To do -> Report each line of the entries that contains the word "bookmark", copied in full.

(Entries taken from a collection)
- - -
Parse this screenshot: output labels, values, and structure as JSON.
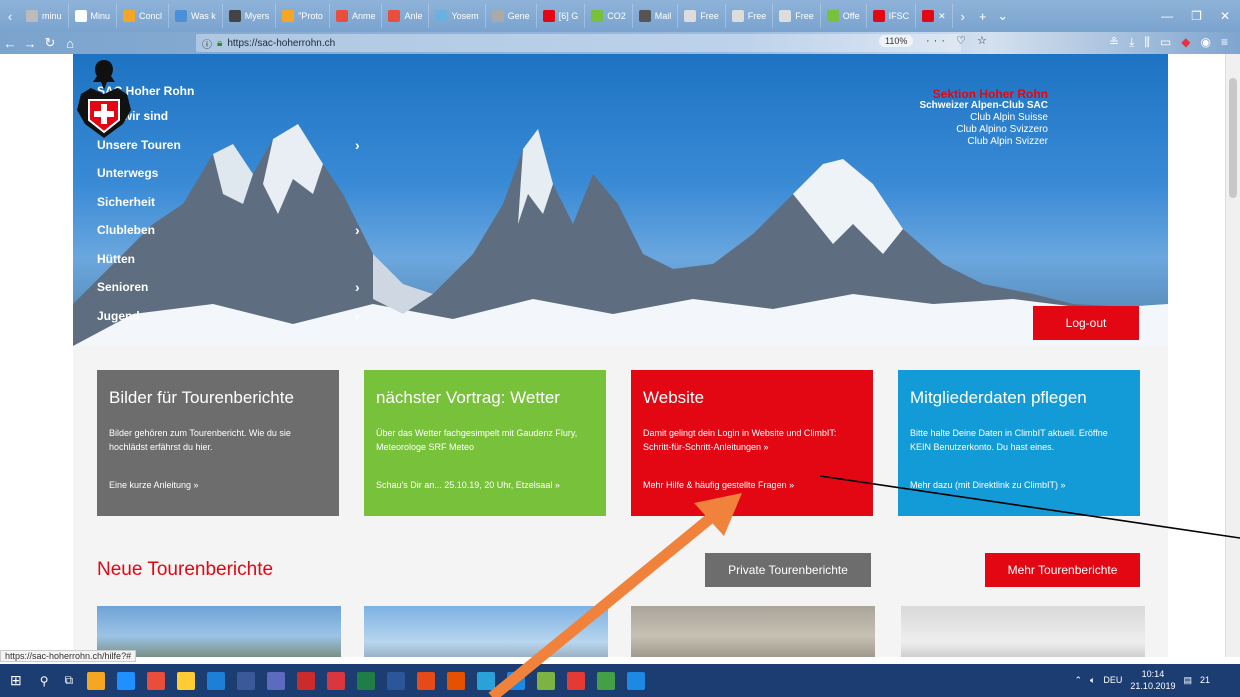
{
  "browser": {
    "tabs": [
      {
        "label": "minu",
        "color": "#bbbbbb"
      },
      {
        "label": "Minu",
        "color": "#ffffff"
      },
      {
        "label": "Concl",
        "color": "#f5a623"
      },
      {
        "label": "Was k",
        "color": "#4a90d9"
      },
      {
        "label": "Myers",
        "color": "#444444"
      },
      {
        "label": "\"Proto",
        "color": "#f5a623"
      },
      {
        "label": "Anme",
        "color": "#e94e3c"
      },
      {
        "label": "Anle",
        "color": "#e94e3c"
      },
      {
        "label": "Yosem",
        "color": "#6bb1e0"
      },
      {
        "label": "Gene",
        "color": "#aaaaaa"
      },
      {
        "label": "[6] G",
        "color": "#e30613"
      },
      {
        "label": "CO2",
        "color": "#78c13a"
      },
      {
        "label": "Mail",
        "color": "#555555"
      },
      {
        "label": "Free",
        "color": "#dddddd"
      },
      {
        "label": "Free",
        "color": "#dddddd"
      },
      {
        "label": "Free",
        "color": "#dddddd"
      },
      {
        "label": "Offe",
        "color": "#78c13a"
      },
      {
        "label": "IFSC",
        "color": "#e30613"
      },
      {
        "label": "✕",
        "color": "#e30613"
      }
    ],
    "url": "https://sac-hoherrohn.ch",
    "zoom": "110%",
    "url_actions": "··· ♡ ☆",
    "status_url": "https://sac-hoherrohn.ch/hilfe?#"
  },
  "hero": {
    "nav_title": "SAC Hoher Rohn",
    "nav_items": [
      "Wer wir sind",
      "Unsere Touren",
      "Unterwegs",
      "Sicherheit",
      "Clubleben",
      "Hütten",
      "Senioren",
      "Jugend"
    ],
    "chevron": "›",
    "brand_section": "Sektion Hoher Rohn",
    "brand_club": "Schweizer Alpen-Club SAC",
    "brand_lang1": "Club Alpin Suisse",
    "brand_lang2": "Club Alpino Svizzero",
    "brand_lang3": "Club Alpin Svizzer",
    "logout": "Log-out"
  },
  "cards": [
    {
      "title": "Bilder für Tourenberichte",
      "body": "Bilder gehören zum Tourenbericht. Wie du sie hochlädst erfährst du hier.",
      "link": "Eine kurze Anleitung »"
    },
    {
      "title": "nächster Vortrag: Wetter",
      "body": "Über das Wetter fachgesimpelt mit Gaudenz Flury, Meteorologe SRF Meteo",
      "link": "Schau's Dir an... 25.10.19, 20 Uhr, Etzelsaal »"
    },
    {
      "title": "Website",
      "body": "Damit gelingt dein Login in Website und ClimbIT: Schritt-für-Schritt-Anleitungen »",
      "link": "Mehr Hilfe & häufig gestellte Fragen »"
    },
    {
      "title": "Mitgliederdaten pflegen",
      "body": "Bitte halte Deine Daten in ClimbIT aktuell. Eröffne KEIN Benutzerkonto. Du hast eines.",
      "link": "Mehr dazu (mit Direktlink zu ClimbIT) »"
    }
  ],
  "tours": {
    "heading": "Neue Tourenberichte",
    "private_button": "Private Tourenberichte",
    "more_button": "Mehr Tourenberichte"
  },
  "taskbar": {
    "lang": "DEU",
    "time": "10:14",
    "date": "21.10.2019",
    "notifications": "21"
  },
  "colors": {
    "accent_red": "#e30613",
    "green": "#78c13a",
    "blue": "#139bd8",
    "gray": "#6d6d6d",
    "annotation_orange": "#f0823c"
  }
}
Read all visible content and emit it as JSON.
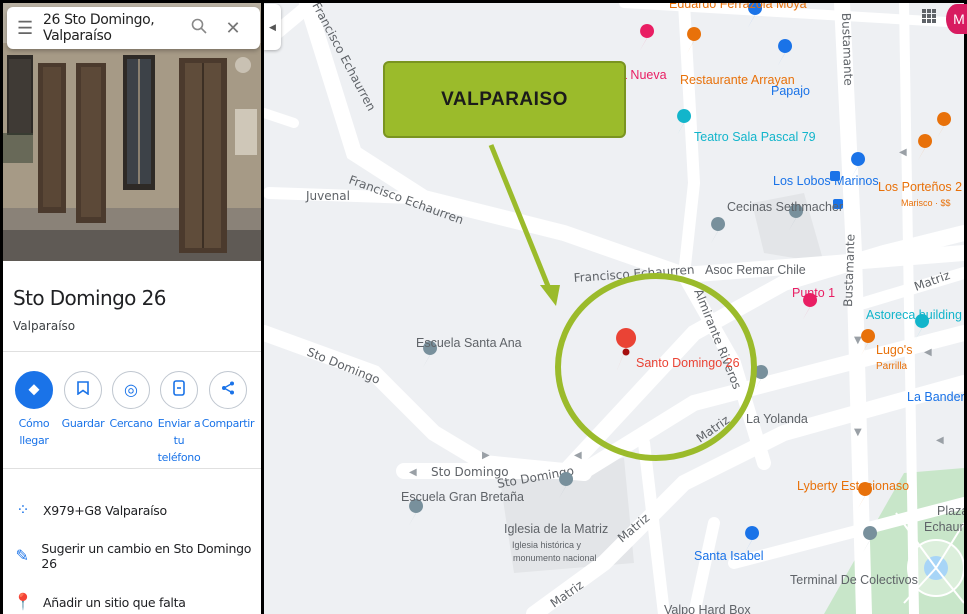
{
  "search": {
    "query": "26 Sto Domingo, Valparaíso"
  },
  "place": {
    "title": "Sto Domingo 26",
    "subtitle": "Valparaíso"
  },
  "actions": [
    {
      "label": "Cómo llegar",
      "icon": "directions-icon"
    },
    {
      "label": "Guardar",
      "icon": "bookmark-icon"
    },
    {
      "label": "Cercano",
      "icon": "nearby-icon"
    },
    {
      "label": "Enviar a tu teléfono",
      "line1": "Enviar a tu",
      "line2": "teléfono",
      "icon": "send-to-phone-icon"
    },
    {
      "label": "Compartir",
      "icon": "share-icon"
    }
  ],
  "info": {
    "plus_code": "X979+G8 Valparaíso",
    "suggest_edit": "Sugerir un cambio en Sto Domingo 26",
    "add_place": "Añadir un sitio que falta"
  },
  "avatar_initial": "M",
  "callout": {
    "text": "VALPARAISO"
  },
  "map": {
    "streets": {
      "francisco_echaurren_top": "Francisco Echaurren",
      "francisco_echaurren_mid": "Francisco Echaurren",
      "francisco_echaurren_right": "Francisco Echaurren",
      "juvenal": "Juvenal",
      "sto_domingo_left": "Sto Domingo",
      "sto_domingo_bottom": "Sto Domingo",
      "sto_domingo_bottom2": "Sto Domingo",
      "almirante_riveros": "Almirante Riveros",
      "bustamante_top": "Bustamante",
      "bustamante_mid": "Bustamante",
      "matriz_1": "Matriz",
      "matriz_2": "Matriz",
      "matriz_3": "Matriz",
      "matriz_right": "Matriz"
    },
    "pois": {
      "eduardo": "Eduardo Ferrazola Moya",
      "nueva": "a Nueva",
      "arrayan": "Restaurante Arrayan",
      "papajo": "Papajo",
      "teatro": "Teatro Sala Pascal 79",
      "lobos": "Los Lobos Marinos",
      "portenos": "Los Porteños 2",
      "portenos_sub": "Marisco · $$",
      "cecinas": "Cecinas Sethmacher",
      "asoc": "Asoc Remar Chile",
      "punto1": "Punto 1",
      "astoreca": "Astoreca building",
      "lugos": "Lugo's",
      "lugos_sub": "Parrilla",
      "bandera": "La Bandera A",
      "escuela_santa_ana": "Escuela Santa Ana",
      "santo_domingo_26": "Santo Domingo 26",
      "la_yolanda": "La Yolanda",
      "escuela_gran_bretana": "Escuela Gran Bretaña",
      "iglesia": "Iglesia de la Matriz",
      "iglesia_sub1": "Iglesia histórica y",
      "iglesia_sub2": "monumento nacional",
      "liberty": "Lyberty Estacionaso",
      "santa_isabel": "Santa Isabel",
      "terminal": "Terminal De Colectivos",
      "plaza1": "Plaza",
      "plaza2": "Echaurre",
      "valpo_hard_box": "Valpo Hard Box"
    }
  },
  "colors": {
    "primary_blue": "#1a73e8",
    "pin_red": "#ea4335",
    "food_orange": "#e8710a",
    "callout_green": "#9bbb2b",
    "ring_green": "#9bbb2b",
    "poi_teal": "#12b5cb",
    "poi_pink": "#e91e63",
    "park_green": "#c8e6c9"
  }
}
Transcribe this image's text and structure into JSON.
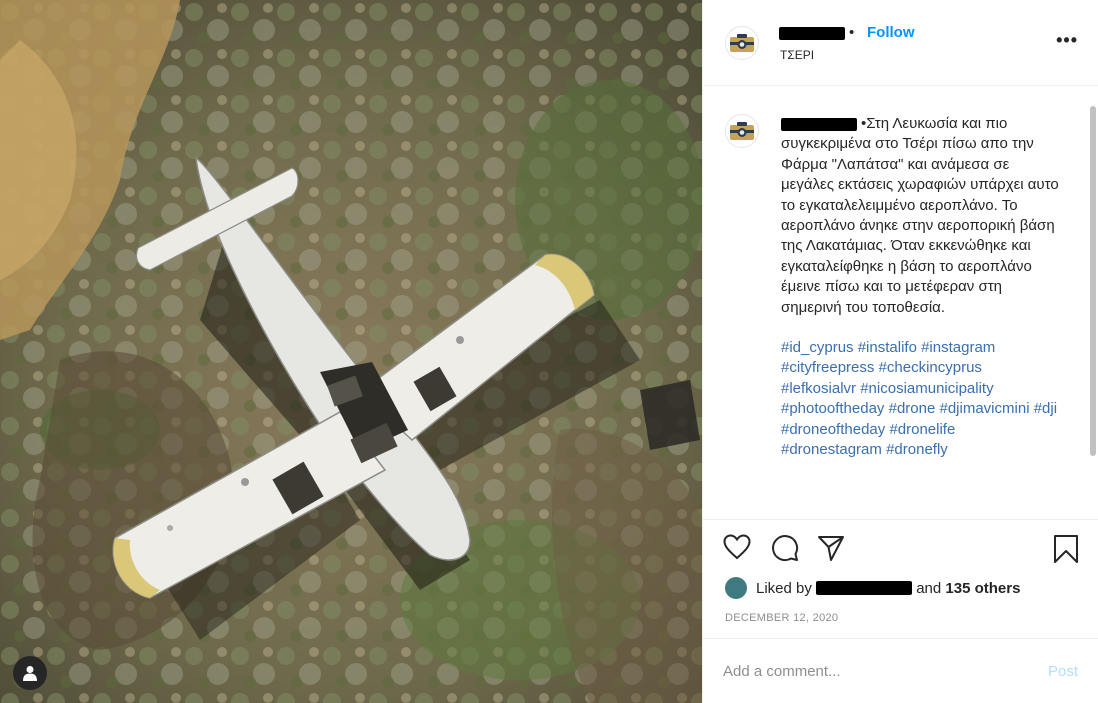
{
  "post": {
    "location": "ΤΣΕΡΙ",
    "follow_label": "Follow",
    "dot": "•",
    "more_label": "•••",
    "caption": "•Στη Λευκωσία και πιο συγκεκριμένα στο Τσέρι πίσω απο την Φάρμα \"Λαπάτσα\" και ανάμεσα σε μεγάλες εκτάσεις χωραφιών υπάρχει αυτο το εγκαταλελειμμένο αεροπλάνο. Το αεροπλάνο άνηκε στην αεροπορική βάση της Λακατάμιας. Όταν εκκενώθηκε και εγκαταλείφθηκε η βάση το αεροπλάνο έμεινε πίσω και το μετέφεραν στη σημερινή του τοποθεσία.",
    "hashtags": [
      "#id_cyprus",
      "#instalifo",
      "#instagram",
      "#cityfreepress",
      "#checkincyprus",
      "#lefkosialvr",
      "#nicosiamunicipality",
      "#photooftheday",
      "#drone",
      "#djimavicmini",
      "#dji",
      "#droneoftheday",
      "#dronelife",
      "#dronestagram",
      "#dronefly"
    ],
    "likes": {
      "prefix": "Liked by",
      "and_label": "and",
      "others": "135 others"
    },
    "date": "DECEMBER 12, 2020",
    "comment_placeholder": "Add a comment...",
    "post_label": "Post"
  },
  "icons": {
    "heart": "heart-icon",
    "comment": "comment-icon",
    "share": "paper-plane-icon",
    "save": "bookmark-icon",
    "next": "chevron-right-icon",
    "user_tag": "user-tag-icon"
  },
  "colors": {
    "link_blue": "#0095f6",
    "hashtag": "#3a6fb0",
    "muted": "#8e8e8e",
    "post_disabled": "#b2dffc"
  }
}
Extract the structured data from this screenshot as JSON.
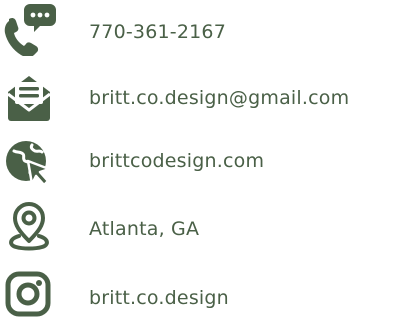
{
  "colors": {
    "icon": "#4a6047",
    "text": "#4a6047",
    "background": "#ffffff"
  },
  "contacts": [
    {
      "icon": "phone-chat-icon",
      "text": "770-361-2167"
    },
    {
      "icon": "email-envelope-icon",
      "text": "britt.co.design@gmail.com"
    },
    {
      "icon": "globe-cursor-icon",
      "text": "brittcodesign.com"
    },
    {
      "icon": "location-pin-icon",
      "text": "Atlanta, GA"
    },
    {
      "icon": "instagram-icon",
      "text": "britt.co.design"
    }
  ]
}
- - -
Task output ->
      "icon": "bookmark-icon"
    "save": "bookmark-icon",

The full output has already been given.